» **EXERCISE BRIEF**: Every entry must be printed again exactly, with nothing left out.
::::::
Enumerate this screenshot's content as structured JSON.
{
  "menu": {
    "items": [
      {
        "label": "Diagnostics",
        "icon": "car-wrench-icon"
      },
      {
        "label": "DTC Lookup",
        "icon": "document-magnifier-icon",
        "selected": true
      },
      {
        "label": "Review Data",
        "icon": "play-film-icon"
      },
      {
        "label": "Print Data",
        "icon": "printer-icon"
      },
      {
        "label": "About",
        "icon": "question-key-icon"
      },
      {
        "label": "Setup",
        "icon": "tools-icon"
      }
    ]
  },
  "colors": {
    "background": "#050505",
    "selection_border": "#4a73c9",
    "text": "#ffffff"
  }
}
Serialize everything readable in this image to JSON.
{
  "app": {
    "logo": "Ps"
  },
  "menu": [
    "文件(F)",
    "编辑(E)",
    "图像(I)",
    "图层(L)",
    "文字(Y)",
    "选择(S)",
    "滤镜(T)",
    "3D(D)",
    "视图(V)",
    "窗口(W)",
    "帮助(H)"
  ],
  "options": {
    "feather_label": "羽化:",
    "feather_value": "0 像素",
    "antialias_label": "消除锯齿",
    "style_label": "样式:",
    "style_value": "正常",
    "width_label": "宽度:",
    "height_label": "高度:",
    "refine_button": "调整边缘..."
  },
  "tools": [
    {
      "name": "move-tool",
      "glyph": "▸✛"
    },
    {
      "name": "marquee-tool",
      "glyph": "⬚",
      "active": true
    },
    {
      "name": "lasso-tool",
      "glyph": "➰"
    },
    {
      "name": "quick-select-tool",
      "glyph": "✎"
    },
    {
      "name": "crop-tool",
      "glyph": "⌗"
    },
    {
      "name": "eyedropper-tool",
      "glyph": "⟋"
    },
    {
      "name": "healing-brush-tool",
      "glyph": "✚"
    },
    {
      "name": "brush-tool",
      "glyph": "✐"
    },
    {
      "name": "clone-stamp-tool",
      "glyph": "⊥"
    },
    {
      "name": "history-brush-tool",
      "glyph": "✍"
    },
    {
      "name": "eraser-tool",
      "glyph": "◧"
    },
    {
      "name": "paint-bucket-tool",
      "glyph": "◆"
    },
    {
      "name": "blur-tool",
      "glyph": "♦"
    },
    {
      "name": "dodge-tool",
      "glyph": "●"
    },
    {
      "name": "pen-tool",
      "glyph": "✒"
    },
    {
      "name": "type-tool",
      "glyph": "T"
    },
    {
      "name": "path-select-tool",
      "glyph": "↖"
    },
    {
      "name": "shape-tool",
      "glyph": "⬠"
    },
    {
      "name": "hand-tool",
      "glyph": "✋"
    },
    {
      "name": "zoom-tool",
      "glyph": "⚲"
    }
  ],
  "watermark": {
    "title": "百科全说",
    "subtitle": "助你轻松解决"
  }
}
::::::
» **TASK RESPONSE**:
Enumerate this screenshot's content as structured JSON.
{
  "menu": {
    "items": [
      {
        "label": "Diagnostics",
        "icon": "car-wrench-icon"
      },
      {
        "label": "DTC Lookup",
        "icon": "document-magnifier-icon",
        "selected": true
      },
      {
        "label": "Review Data",
        "icon": "play-film-icon"
      },
      {
        "label": "Print Data",
        "icon": "printer-icon"
      },
      {
        "label": "About",
        "icon": "question-key-icon"
      },
      {
        "label": "Setup",
        "icon": "tools-icon"
      }
    ]
  },
  "colors": {
    "background": "#050505",
    "selection_border": "#4a73c9",
    "text": "#ffffff"
  }
}
Serialize everything readable in this image to JSON.
{
  "app": {
    "logo": "Ps"
  },
  "menu": [
    "文件(F)",
    "编辑(E)",
    "图像(I)",
    "图层(L)",
    "文字(Y)",
    "选择(S)",
    "滤镜(T)",
    "3D(D)",
    "视图(V)",
    "窗口(W)",
    "帮助(H)"
  ],
  "options": {
    "feather_label": "羽化:",
    "feather_value": "0 像素",
    "antialias_label": "消除锯齿",
    "style_label": "样式:",
    "style_value": "正常",
    "width_label": "宽度:",
    "height_label": "高度:",
    "refine_button": "调整边缘..."
  },
  "tools": [
    {
      "name": "move-tool",
      "glyph": "▸✛"
    },
    {
      "name": "marquee-tool",
      "glyph": "⬚",
      "active": true
    },
    {
      "name": "lasso-tool",
      "glyph": "➰"
    },
    {
      "name": "quick-select-tool",
      "glyph": "✎"
    },
    {
      "name": "crop-tool",
      "glyph": "⌗"
    },
    {
      "name": "eyedropper-tool",
      "glyph": "⟋"
    },
    {
      "name": "healing-brush-tool",
      "glyph": "✚"
    },
    {
      "name": "brush-tool",
      "glyph": "✐"
    },
    {
      "name": "clone-stamp-tool",
      "glyph": "⊥"
    },
    {
      "name": "history-brush-tool",
      "glyph": "✍"
    },
    {
      "name": "eraser-tool",
      "glyph": "◧"
    },
    {
      "name": "paint-bucket-tool",
      "glyph": "◆"
    },
    {
      "name": "blur-tool",
      "glyph": "♦"
    },
    {
      "name": "dodge-tool",
      "glyph": "●"
    },
    {
      "name": "pen-tool",
      "glyph": "✒"
    },
    {
      "name": "type-tool",
      "glyph": "T"
    },
    {
      "name": "path-select-tool",
      "glyph": "↖"
    },
    {
      "name": "shape-tool",
      "glyph": "⬠"
    },
    {
      "name": "hand-tool",
      "glyph": "✋"
    },
    {
      "name": "zoom-tool",
      "glyph": "⚲"
    }
  ],
  "watermark": {
    "title": "百科全说",
    "subtitle": "助你轻松解决"
  }
}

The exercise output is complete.